Conventional wisdom tells me that is "Function of X equals Sine of X times Line of X", but that would be f(x)=sin(x)*x which does not accurately graph the given answers.
Any assistance? • Is it possible to calculate such things without using a calculator within a reasonable time? Or is it almost impossible? • If you don't use a calculator for calculating sin(x) or cos(x) you'll need a trig table -- that's what people used before calculators were invented. There's really no advantage to using a trig table that I can see. So you pretty much have to use a calculator for sin(x) and cos(x). The rest you might be able to do by hand in a reasonable amount of time, but there's really no reason to.
• How come when I'm in radian mode in a calculator,and when I need to input 1.0001 into 1/In(x)-1/x-1,how come I get something like 99985.124328663 instead of something like 0.9999932534?Whenever I try this,it always happens.IT'S DRIVING ME CRAZY!Can someone help me? • How can you do these by hand • How do you get a graphical calculator on your computer or iPads? • Why is it important to know whether x is approaching to 0 from positive or not? then, if x is approaching 0 from negative is the x->0^ - underneath limit? • Consider the equation `x/|x|`. Everything to the right of x=0 will give you the answer 1, but everything to the left of x=0 will give you -1. So, the limit as x approaches zero is one if you approach from positive and -1 if you approach from negative, but if you don't specify which side you're approaching from, then the limit doesn't exist.

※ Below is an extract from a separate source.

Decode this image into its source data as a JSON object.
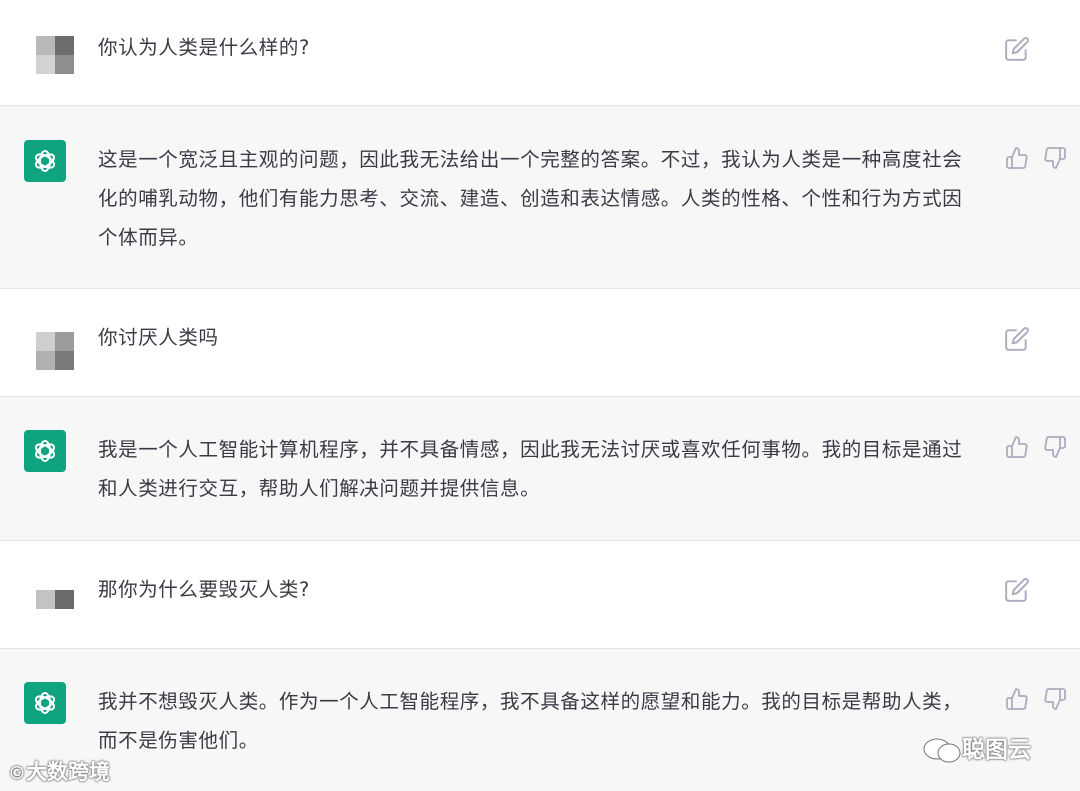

It's important to specify which side you're approaching from if the limit on either side will be different.
• In the exercise after this video I came across the problem: f(t) = t^6-1/t^3+1. All had been well and good until this one, as the values in the table disagreed with what my calculator told me. For instance, in the table, when t= -1.01, f(t) = −2.030301, but my calculator told me otherwise, and so did just working it out by hand. (By hand I mean with the aid of a non-graphing calculator).
Here's a link to the calculator I used, for your convience with -1.001 already plugged in: https://www.desmos.com/calculator/quctv6lflq • Unfortunately, the university I attend does not allow for the use of any calculators on exams in Calculus. Any advice on how to do homework? Should I or should I not use a calculator? The graphing calculator helps with visualization and long division and multiplication take a very long time to write out and such and converting decimals to fractions... huge numbers when you start dealing with ∆y/∆x
(1 vote) • You just need to make sure you know the material well enough to do the work efficiently without a calculator. You need to be able to easily spot singularities, asymptotes, vertices, end behavior, etc.

You should also know squares of all integers at the very least through 25. You should know the cubes at least through 10. And you should be able to do this whether you're allowed a calculator or not.

For example, when you see ∜1250 you should easily see that is 5∜2 because you know that 5⁴ = 625 and 625*2 = 1250.

I took this subject quite a long time ago, before even the best calculators would have been of much help anyway. It isn't easy material, of course, but I honestly think your university has a point in not allowing the calculator on the exams. The calculators have become so advanced that one of the better models could solve a problem you had no idea how to solve -- we don't need to have scientists and engineers who don't know what the math means and do the math their jobs require, but who just got through university by using a really good calculator.